Tourism industry leaders are converging on Te Papa for the Tourism Summit Aotearoa this morning.
The sold-out summit will tackle the future of tourism and how it can be sustained while benefiting communities throughout the country.
With visitor numbers predicted to reach 5.1 million by 2024 - more than the current population of New Zealand - it's crunch time for the industry.
The main question is whether it will be ready?
Tourism Industry Aotearoa (TIA) chief executive Chris Roberts is confident it will be.
The TIA will release a state of the industry - or scorecard - at the start of the summit.
"We know we've been through a period of very high growth and the value that tourism is delivering to New Zealand continues to increase," Mr Roberts said.
But the industry is not without its challenges.

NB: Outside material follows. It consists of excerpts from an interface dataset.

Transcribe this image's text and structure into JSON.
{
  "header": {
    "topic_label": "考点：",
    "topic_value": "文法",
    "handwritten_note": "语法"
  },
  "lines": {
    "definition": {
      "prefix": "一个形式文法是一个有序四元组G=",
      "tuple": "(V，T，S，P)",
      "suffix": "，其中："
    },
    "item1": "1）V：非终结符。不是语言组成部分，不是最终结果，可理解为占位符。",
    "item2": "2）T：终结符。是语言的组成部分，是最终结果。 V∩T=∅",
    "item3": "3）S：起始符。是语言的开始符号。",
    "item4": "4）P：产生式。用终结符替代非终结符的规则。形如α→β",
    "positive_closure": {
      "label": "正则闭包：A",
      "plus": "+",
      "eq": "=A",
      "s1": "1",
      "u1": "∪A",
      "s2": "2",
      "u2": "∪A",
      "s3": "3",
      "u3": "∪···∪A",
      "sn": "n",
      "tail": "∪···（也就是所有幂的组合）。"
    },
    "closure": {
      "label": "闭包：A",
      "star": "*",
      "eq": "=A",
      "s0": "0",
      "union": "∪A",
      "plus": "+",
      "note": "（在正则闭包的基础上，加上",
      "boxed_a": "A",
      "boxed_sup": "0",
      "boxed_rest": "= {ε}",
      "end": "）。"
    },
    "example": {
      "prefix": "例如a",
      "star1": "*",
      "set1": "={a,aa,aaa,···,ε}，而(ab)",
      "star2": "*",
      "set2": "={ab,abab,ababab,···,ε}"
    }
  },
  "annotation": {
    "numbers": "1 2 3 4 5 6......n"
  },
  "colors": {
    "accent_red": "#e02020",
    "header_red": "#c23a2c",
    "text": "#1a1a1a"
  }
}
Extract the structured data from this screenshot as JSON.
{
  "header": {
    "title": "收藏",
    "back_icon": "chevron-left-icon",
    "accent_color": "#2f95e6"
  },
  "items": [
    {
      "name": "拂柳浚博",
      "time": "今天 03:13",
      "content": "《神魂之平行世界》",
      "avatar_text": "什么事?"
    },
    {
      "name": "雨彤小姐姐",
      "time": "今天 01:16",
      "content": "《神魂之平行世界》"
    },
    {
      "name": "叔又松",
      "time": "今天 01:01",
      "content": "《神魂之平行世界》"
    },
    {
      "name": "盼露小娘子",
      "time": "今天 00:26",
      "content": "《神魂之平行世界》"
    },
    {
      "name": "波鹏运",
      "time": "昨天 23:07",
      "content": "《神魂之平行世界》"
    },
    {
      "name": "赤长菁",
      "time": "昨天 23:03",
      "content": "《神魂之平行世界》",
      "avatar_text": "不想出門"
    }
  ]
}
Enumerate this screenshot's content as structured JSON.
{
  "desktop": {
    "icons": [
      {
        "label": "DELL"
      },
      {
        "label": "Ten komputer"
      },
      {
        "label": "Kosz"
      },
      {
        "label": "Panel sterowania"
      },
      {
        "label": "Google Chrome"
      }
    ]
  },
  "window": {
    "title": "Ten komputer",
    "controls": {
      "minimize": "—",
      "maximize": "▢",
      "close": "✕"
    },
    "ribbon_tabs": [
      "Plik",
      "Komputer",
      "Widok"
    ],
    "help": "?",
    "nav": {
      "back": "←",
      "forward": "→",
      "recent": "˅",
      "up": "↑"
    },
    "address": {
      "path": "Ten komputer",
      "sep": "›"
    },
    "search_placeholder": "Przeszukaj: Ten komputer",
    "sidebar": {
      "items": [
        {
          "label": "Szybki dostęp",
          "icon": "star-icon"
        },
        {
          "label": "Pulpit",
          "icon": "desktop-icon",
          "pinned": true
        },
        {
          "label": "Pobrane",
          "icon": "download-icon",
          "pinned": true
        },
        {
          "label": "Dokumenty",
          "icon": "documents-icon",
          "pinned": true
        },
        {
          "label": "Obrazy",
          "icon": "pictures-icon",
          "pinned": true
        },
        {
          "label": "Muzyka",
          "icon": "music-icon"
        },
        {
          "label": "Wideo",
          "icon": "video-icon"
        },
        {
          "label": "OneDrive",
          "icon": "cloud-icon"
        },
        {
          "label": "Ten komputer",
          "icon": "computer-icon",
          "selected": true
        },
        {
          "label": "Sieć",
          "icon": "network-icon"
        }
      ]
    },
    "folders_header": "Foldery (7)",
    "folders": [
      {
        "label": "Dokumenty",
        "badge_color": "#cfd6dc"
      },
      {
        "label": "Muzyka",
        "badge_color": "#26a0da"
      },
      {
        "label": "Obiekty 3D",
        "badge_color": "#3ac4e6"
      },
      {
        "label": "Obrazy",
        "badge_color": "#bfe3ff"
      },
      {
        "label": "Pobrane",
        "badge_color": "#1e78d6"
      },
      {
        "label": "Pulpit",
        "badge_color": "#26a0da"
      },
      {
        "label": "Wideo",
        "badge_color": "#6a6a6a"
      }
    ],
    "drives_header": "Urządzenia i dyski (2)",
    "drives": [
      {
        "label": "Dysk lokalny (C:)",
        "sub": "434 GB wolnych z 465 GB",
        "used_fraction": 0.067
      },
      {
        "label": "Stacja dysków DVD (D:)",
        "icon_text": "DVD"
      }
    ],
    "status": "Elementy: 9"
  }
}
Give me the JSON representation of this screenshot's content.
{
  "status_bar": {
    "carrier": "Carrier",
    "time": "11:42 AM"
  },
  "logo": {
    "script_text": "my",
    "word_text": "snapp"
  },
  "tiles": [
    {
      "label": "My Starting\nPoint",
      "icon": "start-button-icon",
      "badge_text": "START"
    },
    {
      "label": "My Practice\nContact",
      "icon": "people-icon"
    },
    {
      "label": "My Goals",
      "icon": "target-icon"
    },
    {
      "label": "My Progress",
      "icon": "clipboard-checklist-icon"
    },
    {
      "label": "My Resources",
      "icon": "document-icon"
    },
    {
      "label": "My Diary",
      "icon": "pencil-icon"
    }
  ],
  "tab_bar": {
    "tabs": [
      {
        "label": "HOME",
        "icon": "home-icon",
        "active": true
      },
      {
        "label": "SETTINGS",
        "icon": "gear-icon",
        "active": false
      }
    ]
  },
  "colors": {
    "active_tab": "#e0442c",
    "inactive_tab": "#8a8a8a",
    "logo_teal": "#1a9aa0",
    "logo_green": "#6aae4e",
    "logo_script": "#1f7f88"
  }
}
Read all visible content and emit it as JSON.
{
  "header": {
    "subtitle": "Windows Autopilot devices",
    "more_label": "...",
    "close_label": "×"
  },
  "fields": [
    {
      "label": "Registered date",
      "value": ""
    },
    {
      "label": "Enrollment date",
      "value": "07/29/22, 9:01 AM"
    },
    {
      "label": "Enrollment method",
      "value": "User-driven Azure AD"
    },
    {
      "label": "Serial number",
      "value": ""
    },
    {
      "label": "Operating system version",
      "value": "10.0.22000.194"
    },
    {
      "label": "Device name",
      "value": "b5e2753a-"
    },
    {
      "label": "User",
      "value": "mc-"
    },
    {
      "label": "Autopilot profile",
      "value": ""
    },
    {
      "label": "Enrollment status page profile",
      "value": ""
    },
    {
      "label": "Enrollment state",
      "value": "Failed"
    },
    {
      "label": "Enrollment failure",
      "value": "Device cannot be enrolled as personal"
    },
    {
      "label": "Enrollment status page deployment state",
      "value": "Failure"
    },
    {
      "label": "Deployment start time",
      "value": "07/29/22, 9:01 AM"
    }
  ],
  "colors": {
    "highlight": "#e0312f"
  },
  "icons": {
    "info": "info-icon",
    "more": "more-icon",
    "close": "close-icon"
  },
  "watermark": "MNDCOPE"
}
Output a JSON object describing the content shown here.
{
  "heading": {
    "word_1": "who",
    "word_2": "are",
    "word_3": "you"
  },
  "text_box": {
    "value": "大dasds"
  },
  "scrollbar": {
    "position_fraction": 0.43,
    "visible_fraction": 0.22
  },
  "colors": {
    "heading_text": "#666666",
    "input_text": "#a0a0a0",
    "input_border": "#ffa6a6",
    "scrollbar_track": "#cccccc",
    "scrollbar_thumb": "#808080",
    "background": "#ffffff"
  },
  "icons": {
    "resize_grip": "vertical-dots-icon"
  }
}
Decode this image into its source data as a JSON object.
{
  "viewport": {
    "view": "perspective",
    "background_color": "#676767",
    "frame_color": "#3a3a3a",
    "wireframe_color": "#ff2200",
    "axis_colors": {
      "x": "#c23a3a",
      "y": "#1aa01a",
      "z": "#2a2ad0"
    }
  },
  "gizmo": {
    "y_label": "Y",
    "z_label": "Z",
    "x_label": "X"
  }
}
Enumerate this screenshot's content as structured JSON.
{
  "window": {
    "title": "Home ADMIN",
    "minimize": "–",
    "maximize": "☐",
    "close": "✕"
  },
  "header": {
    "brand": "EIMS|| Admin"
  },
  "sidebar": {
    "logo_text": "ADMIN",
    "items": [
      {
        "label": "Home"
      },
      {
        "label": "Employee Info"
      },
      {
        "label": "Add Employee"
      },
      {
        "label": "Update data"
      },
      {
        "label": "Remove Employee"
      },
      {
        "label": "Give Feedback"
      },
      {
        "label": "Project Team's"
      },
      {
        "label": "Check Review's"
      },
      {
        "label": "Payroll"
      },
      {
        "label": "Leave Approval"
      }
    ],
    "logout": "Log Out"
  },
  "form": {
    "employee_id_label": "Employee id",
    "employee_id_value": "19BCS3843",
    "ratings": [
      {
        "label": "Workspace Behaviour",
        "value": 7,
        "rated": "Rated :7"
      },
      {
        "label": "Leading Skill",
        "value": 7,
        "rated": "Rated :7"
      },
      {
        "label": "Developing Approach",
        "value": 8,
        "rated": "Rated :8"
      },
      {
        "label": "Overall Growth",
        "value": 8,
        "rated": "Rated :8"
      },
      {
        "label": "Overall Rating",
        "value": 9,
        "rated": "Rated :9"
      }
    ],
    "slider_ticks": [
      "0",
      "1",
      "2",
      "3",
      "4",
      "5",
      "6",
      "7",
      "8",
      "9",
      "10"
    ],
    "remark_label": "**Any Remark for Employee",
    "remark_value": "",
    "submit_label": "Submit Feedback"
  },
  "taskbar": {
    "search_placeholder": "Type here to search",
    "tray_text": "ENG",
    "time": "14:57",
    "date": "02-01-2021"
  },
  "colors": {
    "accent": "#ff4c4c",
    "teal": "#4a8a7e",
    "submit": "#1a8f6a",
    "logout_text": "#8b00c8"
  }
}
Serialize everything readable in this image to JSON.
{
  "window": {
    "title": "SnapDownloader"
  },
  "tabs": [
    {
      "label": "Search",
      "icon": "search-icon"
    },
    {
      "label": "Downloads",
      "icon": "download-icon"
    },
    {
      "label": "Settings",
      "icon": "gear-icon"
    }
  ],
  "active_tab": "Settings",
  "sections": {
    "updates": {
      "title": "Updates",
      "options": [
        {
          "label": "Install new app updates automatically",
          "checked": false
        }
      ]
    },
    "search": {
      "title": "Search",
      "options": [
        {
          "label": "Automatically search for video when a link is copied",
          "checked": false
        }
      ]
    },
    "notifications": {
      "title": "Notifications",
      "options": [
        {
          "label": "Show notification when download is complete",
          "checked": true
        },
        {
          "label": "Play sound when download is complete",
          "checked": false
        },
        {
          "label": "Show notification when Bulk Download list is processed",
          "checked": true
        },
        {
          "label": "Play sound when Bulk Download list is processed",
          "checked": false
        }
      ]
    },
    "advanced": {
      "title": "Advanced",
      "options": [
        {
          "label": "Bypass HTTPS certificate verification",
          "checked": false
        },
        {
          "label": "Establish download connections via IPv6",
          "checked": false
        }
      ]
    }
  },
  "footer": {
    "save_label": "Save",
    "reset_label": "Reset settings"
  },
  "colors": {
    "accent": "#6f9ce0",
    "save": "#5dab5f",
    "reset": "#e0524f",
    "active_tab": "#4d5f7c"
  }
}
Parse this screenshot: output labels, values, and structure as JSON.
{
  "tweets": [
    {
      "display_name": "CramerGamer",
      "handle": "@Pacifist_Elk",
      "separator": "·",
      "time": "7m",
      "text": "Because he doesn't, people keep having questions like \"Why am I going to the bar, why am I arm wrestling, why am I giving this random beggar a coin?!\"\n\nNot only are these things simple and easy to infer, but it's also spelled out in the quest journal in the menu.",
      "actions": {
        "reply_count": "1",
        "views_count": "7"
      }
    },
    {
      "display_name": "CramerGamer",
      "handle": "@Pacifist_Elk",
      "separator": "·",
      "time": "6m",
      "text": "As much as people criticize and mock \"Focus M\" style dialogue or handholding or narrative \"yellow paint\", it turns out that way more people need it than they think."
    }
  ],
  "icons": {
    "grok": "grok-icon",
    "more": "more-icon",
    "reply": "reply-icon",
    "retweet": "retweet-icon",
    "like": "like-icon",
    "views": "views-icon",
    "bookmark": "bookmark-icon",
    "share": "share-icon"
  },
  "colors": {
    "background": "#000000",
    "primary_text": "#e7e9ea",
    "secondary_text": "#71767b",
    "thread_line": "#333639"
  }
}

Tourism is placing pressure on the environment, infrastructure and communities, which are often faced with footing the bill for tourism projects if funding falls short.
The pace and scale of visitor growth also means popular destinations are facing congestion while other regions miss out.
Last summer, a surge in freedom campers triggered reports of poor visitor behaviour, littering and overcrowding. While many individual councils are looking to curb the issue themselves, the government set up a working group earlier this year to encourage responsible camping.
Many of these concerns are expected to be addressed in the industry's strategy update, which will be unveiled on Friday morning.
It's not a new plan - Tourism 2025 was first launched back in 2014 when the tourism industry was a very different beast.
At the time, it had a clear objective - accelerate growth, Mr Roberts said.
"The tourism had not been growing in New Zealand for a number of years up to that point.
"Since then we've been spectacularly successful so we do need a change of emphasis now. It's not all about economics, it's about sustainability."
That's what is expected to be the main feature of the strategy update.
Mr Roberts said the strategy would align well with the government's proposal released on Tuesday, which was focused on productive, sustainable and inclusive growth, and sharing the benefits across the regions.
The government's tourism strategy was unveiled alongside plans to evenly split revenue from a visitor levy between the conservation and tourism sectors.
The $35 tourist tax will be in place next year - it could mean about $40 million extra to help fund the tourism sector.
Funding remains a big issue for the sector and regions, but the levy has been well-supported so far, even though it is unlikely to be enough.
Mr Roberts said the summit went beyond targeting markets to tackle the meaty questions, like how tourism would contribute to the future of New Zealand.
The Tourism Summit Aotearoa will run until 5.30pm with a selection of speeches and panels on the industry.